Bananae

Frae Wikipedia
Lowp tae: navigation, rake
ISO 639 Icon sco.svg The "Scots" that wis uised in this airticle wis written by a body that's mither tongue isna Scots. Gin ye can, please sort it.
Bananae plaunt
Fae the caur: bananaes as eaten for ordinar bi peelin the skin in burly strips; bananae fruit; bananae cross section

Bananae is the common name for a fruit an the herbaceous plaunts o the genus Musa whit mak this commonly eten fruit. They are hameart tae the tropical airts o Southeast Asie. Bananaes are likely tae hae been first domesticatit i Papua New Guinea.[1] The day, they are cultivatit thro-out the tropics.[2]

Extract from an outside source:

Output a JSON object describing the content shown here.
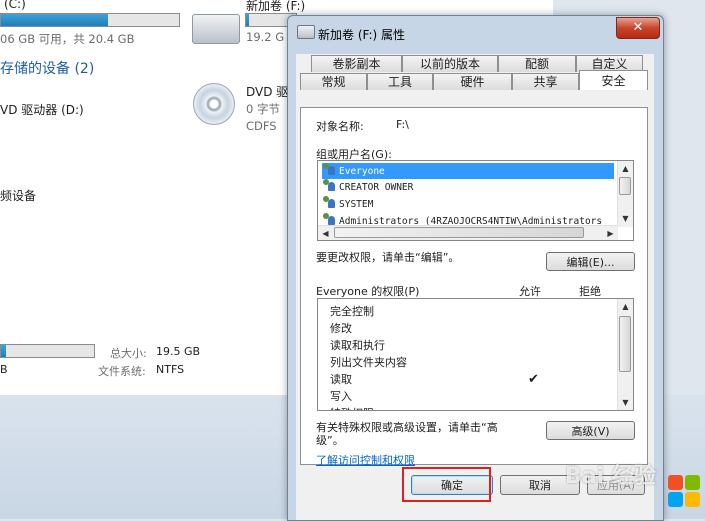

Bananae plaunts are o the faimlie Musaceae. They are cultivatit maistly for their fruit, an tae a wee-er extent for the makkin o fibre an as ornamental plaunts. As the bananae plaunts are for ordinar stilpert an fairly sturdy they are aften mistakt for trees, bit their main or upricht stem is actually a pseudostem (literally "fake stem"). For some speshes this pseudostem can reach a hicht o up tae 2–8 m, wi leafs o up tae 3.5 m in lenth. Each pseudostem can mak a bunch o yellow, green or even reid bananaes afore dyin an bein replaced bi anither pseudostem.

The bananae fruit grow in hangin clusters, wi up tae 20 fruit tae a tier (cried a haud), an 3-20 tiers tae a bunch. The total o the hangin clusters is kent as a bunch, or commercially as a "bananae stem", an can weich fae 30–50 kg. The fruit averages 125 g, o whit aboot 75% is watter an 25% dry matter content. Each individual fruit (kent as a bananae or 'finger') haes a protective ooter layer (a peel or skin) wi a fleshy edible inner portion. Baith skin an inner part can be etten raw or cookt. Westren cultures generally eat the inside raw an thraw awa the skin whilst some Asien cultures generally eat baith the skin an inside cookt. Typically, the fruit haes monie strings (cried 'phloem bundles') whit run atween the skin an inner part. Bananaes are a valuable soorce o vitamin B6, vitamin C, an potassium.

Fitnotes[eedit | eedit soorce]

  1. "Tracin antiquity o bananae cultivation in Papua New Guinea". The Australia & Pacific Science Foundation. Retrieved 2007-09-18. 
  2. agroforestry.net